For five years I had the honor to work as a contractor for the Army Reserve. Being a Reservist, especially now, is one of the most difficult jobs there is. As a Reservist, you are called a double citizen. Not only do you perform your regular day job but you also serve your country one weekend a month and two weeks in the summer. Since 9-11, Reservists and National Guard soldiers are likely to be called up for active duty for long periods of time, sometimes of indeterminate length, to serve in the most dangerous parts of the world where the chances of being killed or injured are high.
Reservists are not just soldiers. They are doctors, chiropractors, engineers, mechanics, nutritionists, etc., the people who support the war effort. When their tour is over, these men and women are expected to return to their families and pick up where they left off. You can imagine what is left of your practice as a chiropractor after you have been gone for 14 months. It’s like starting over.
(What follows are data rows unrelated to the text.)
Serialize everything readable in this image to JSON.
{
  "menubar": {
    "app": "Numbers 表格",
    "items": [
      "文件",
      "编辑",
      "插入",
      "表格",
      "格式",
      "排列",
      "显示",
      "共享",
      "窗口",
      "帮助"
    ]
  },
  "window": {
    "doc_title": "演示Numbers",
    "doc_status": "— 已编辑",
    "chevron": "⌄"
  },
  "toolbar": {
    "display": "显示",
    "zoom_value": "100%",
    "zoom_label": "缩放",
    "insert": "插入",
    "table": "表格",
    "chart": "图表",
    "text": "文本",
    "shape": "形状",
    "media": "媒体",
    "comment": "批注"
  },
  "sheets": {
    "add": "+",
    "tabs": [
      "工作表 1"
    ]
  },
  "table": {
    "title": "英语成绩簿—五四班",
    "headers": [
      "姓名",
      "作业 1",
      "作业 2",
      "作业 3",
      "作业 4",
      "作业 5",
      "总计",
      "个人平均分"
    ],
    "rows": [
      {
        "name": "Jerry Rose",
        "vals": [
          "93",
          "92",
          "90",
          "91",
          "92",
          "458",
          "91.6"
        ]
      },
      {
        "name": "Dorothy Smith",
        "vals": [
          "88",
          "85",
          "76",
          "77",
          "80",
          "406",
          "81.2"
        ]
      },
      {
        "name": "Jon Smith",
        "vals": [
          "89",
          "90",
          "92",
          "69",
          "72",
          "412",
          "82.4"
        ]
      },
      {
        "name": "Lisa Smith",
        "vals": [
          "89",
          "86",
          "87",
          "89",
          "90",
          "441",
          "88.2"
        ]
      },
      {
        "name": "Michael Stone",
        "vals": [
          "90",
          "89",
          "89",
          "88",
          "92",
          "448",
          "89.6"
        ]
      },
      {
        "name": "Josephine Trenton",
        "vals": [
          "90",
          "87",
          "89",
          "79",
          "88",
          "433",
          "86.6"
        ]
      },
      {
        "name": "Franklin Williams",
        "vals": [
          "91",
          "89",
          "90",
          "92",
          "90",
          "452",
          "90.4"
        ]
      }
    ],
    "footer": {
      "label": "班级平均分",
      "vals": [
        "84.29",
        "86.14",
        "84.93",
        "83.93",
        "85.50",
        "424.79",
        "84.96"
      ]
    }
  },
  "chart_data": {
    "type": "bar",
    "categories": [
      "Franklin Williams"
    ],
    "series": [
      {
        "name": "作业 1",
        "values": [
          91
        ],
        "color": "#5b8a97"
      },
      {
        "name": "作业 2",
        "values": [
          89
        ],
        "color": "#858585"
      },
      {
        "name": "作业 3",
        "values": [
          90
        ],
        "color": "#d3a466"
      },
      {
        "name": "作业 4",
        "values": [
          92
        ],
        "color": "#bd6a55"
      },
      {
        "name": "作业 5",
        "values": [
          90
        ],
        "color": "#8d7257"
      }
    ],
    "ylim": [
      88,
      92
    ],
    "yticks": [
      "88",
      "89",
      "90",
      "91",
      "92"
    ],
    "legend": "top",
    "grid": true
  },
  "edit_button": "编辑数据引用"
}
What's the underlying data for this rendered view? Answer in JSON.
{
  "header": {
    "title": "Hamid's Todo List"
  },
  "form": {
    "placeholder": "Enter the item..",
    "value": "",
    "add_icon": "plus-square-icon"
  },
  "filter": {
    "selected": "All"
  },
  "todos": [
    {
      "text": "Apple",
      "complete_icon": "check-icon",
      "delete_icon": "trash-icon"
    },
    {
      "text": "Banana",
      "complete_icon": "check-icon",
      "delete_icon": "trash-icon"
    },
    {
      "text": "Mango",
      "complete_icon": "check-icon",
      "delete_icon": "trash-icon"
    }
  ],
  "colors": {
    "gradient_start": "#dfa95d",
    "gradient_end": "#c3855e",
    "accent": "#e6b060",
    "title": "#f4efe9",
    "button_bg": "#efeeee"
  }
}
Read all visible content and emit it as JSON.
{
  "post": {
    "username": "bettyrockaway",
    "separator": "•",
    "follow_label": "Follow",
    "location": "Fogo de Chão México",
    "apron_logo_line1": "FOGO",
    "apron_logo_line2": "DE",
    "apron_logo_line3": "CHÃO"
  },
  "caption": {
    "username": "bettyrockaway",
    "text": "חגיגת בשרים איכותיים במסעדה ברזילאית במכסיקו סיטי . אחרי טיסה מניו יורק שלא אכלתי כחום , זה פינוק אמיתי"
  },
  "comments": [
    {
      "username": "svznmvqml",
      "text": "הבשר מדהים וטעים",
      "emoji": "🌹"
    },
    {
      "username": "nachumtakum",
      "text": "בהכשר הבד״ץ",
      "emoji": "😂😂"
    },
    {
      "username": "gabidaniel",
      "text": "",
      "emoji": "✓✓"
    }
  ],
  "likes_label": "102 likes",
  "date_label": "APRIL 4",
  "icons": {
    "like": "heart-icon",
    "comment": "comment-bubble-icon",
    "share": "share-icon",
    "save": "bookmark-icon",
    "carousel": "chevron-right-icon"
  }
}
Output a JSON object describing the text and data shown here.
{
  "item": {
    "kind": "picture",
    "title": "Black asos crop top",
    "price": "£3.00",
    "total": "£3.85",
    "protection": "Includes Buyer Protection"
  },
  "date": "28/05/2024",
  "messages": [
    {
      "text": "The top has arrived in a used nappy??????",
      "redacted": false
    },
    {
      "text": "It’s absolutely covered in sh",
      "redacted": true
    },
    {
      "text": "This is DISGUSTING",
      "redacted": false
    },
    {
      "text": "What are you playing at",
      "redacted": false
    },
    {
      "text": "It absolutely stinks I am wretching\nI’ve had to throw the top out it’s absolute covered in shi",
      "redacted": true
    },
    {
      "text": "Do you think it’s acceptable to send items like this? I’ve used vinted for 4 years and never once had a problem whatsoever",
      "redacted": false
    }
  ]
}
These days, a short time after your tour of duty is over, you can be called to active duty again and the cycle repeats.
The financial compensation for serving in the Reserves or National Guard is meager compared to what you could earn if you didn’t leave at all. The toll on spouses and families is significant, yet the Reserve forces manage to achieve their recruiting goals each year. What motivates these men and women to make this difficult sacrifice?
Obviously, patriotism and needing a job are factors that go into enlisting but there is more to it than that. After observing soldiers’ relationships over those years (all branches), the thing that impressed me most was their level of integrity, impeccability and genuine caring for each other’s welfare. Imagine going through the tribulations of war with people who are committed to your well-being and safety, who will carry out orders and keep their word no matter what, who rely on you and in whom you can entrust your very life, people who literally have your back, who stand for something larger than their own self-interest—it is nothing short of remarkable. Where else can you find that?
I wrote a MEMORIAL DAY SONG at the request of an army friend for the soldiers who gave their lives in service of their country. YOU CAN HEAR IT AND SEE THE SLIDE PRESENTATION BY CLICKING HERE.
In addition to enjoying a nice three day weekend signifying the unofficial beginning of summer, I hope you have a thoughtful memorial day.
I would love to hear your comments on this or any other blog post.
Be back with you soon,